Jesus' resurrection means the love of God is vindicated. This week I heard a report from the Southern Poverty Law Center that says there are 784 hate groups in the US. And, after California, our state Florida has the second largest number of them: 50. There seemed a ray of light when the editor of the report said that their memberships were declining. But he said a lot of that is due to people going online instead, where the can express their hate under the Internet's anonymity. Nearly 50 years since the death of Dr. Martin Luther King Jr. and nearly 70 years since the death of Gandhi and of course just 15 years shy of 2 millennia since the death of Christ, people still think their problems do not reside in themselves but in some other group of people. And if they can just suppress or enslave or annihilate that group, everything will be wonderful. And this despite all evidence to the contrary. So ISIS continues to kill Christians and Shiite Muslims; Hindus and Muslims kill each other in Pakistan and India; Arabs and non-Arabs kill each other in Darfur. This world is a very unloving place.
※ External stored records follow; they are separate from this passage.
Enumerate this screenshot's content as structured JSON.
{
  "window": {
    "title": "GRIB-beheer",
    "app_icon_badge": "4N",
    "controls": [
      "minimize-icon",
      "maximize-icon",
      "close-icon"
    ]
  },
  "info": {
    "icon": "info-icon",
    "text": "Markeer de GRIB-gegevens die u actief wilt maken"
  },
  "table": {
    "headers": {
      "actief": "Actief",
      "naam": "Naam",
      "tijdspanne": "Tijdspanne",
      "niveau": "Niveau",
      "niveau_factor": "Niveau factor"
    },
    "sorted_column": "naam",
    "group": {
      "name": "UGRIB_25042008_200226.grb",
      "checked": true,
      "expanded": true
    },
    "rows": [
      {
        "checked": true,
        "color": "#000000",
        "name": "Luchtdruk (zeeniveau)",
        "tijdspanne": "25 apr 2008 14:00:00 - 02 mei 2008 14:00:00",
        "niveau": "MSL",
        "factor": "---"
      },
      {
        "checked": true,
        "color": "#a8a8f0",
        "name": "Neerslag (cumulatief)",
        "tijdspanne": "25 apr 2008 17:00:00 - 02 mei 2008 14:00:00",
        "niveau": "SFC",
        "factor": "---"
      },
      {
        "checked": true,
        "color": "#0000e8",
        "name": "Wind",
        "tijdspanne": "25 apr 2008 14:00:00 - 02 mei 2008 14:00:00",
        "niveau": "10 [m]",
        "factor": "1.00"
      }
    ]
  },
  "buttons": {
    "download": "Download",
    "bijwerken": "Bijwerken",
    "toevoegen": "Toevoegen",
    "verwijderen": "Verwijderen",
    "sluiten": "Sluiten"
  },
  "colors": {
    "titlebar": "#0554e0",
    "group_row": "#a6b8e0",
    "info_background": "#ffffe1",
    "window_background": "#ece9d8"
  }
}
But if Jesus rose after all the forces of hate did their worst to him, that means we know that God is love and that love wins in the end. It means we are not crazy for loving others including our enemies because whatever happens in the short run, God is love and love wins in the end. It means that demanding an eye for an eye and a tooth for a tooth and a life for a life is not only a futile and counterproductive strategy, it is an evil one because God is love and love wins in the end. God's love, as Paul says in 1 Corinthians 13, by way of the Phillips translation, “knows no limits to its endurance, no end to its trust, no fading of its hope; it can outlast anything. It is in fact the one thing that still stands when all else has fallen.” And if Jesus is the love of God Incarnate, then we know that when this world divided against itself falls, Jesus will be the last man standing. Because God is love and love wins in the end.
It must have been hell for the disciples all night that Thursday, when Jesus was arrested, and all day that Friday, when he hung on the cross, and all that night and all that Saturday and the next night, when he lay in the tomb. All of their faith and their hope and their love were smashed to pieces. Until just after dawn that Sunday when the women went to the tomb and the angels appeared and Jesus greeted Mary and Jesus walked to Emmaus and Jesus came to the upper room and they found out that Jesus was alive again and that everything they thought knew changed. Because God is love and love wins in the end.